__Element data from apps and pages__:
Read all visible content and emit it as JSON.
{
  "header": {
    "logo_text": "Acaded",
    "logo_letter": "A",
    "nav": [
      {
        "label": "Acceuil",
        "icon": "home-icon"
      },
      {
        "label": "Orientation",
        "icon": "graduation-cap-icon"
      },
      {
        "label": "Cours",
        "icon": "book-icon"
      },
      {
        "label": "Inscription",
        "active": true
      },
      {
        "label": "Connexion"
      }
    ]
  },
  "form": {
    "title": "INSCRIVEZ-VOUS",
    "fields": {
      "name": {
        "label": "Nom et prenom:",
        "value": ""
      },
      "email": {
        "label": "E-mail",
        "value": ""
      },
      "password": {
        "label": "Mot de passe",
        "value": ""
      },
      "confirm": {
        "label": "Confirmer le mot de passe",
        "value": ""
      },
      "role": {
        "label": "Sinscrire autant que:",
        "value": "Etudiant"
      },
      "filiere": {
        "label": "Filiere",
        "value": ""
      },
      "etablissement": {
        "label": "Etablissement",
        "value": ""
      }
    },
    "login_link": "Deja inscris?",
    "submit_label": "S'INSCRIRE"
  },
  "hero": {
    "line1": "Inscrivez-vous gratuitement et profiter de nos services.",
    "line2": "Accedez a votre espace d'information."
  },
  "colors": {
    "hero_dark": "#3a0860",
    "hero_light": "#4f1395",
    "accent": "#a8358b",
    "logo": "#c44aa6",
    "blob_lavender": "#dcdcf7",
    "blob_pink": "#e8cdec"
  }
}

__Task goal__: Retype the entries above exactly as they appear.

__Written solution__:
Read all visible content and emit it as JSON.
{
  "header": {
    "logo_text": "Acaded",
    "logo_letter": "A",
    "nav": [
      {
        "label": "Acceuil",
        "icon": "home-icon"
      },
      {
        "label": "Orientation",
        "icon": "graduation-cap-icon"
      },
      {
        "label": "Cours",
        "icon": "book-icon"
      },
      {
        "label": "Inscription",
        "active": true
      },
      {
        "label": "Connexion"
      }
    ]
  },
  "form": {
    "title": "INSCRIVEZ-VOUS",
    "fields": {
      "name": {
        "label": "Nom et prenom:",
        "value": ""
      },
      "email": {
        "label": "E-mail",
        "value": ""
      },
      "password": {
        "label": "Mot de passe",
        "value": ""
      },
      "confirm": {
        "label": "Confirmer le mot de passe",
        "value": ""
      },
      "role": {
        "label": "Sinscrire autant que:",
        "value": "Etudiant"
      },
      "filiere": {
        "label": "Filiere",
        "value": ""
      },
      "etablissement": {
        "label": "Etablissement",
        "value": ""
      }
    },
    "login_link": "Deja inscris?",
    "submit_label": "S'INSCRIRE"
  },
  "hero": {
    "line1": "Inscrivez-vous gratuitement et profiter de nos services.",
    "line2": "Accedez a votre espace d'information."
  },
  "colors": {
    "hero_dark": "#3a0860",
    "hero_light": "#4f1395",
    "accent": "#a8358b",
    "logo": "#c44aa6",
    "blob_lavender": "#dcdcf7",
    "blob_pink": "#e8cdec"
  }
}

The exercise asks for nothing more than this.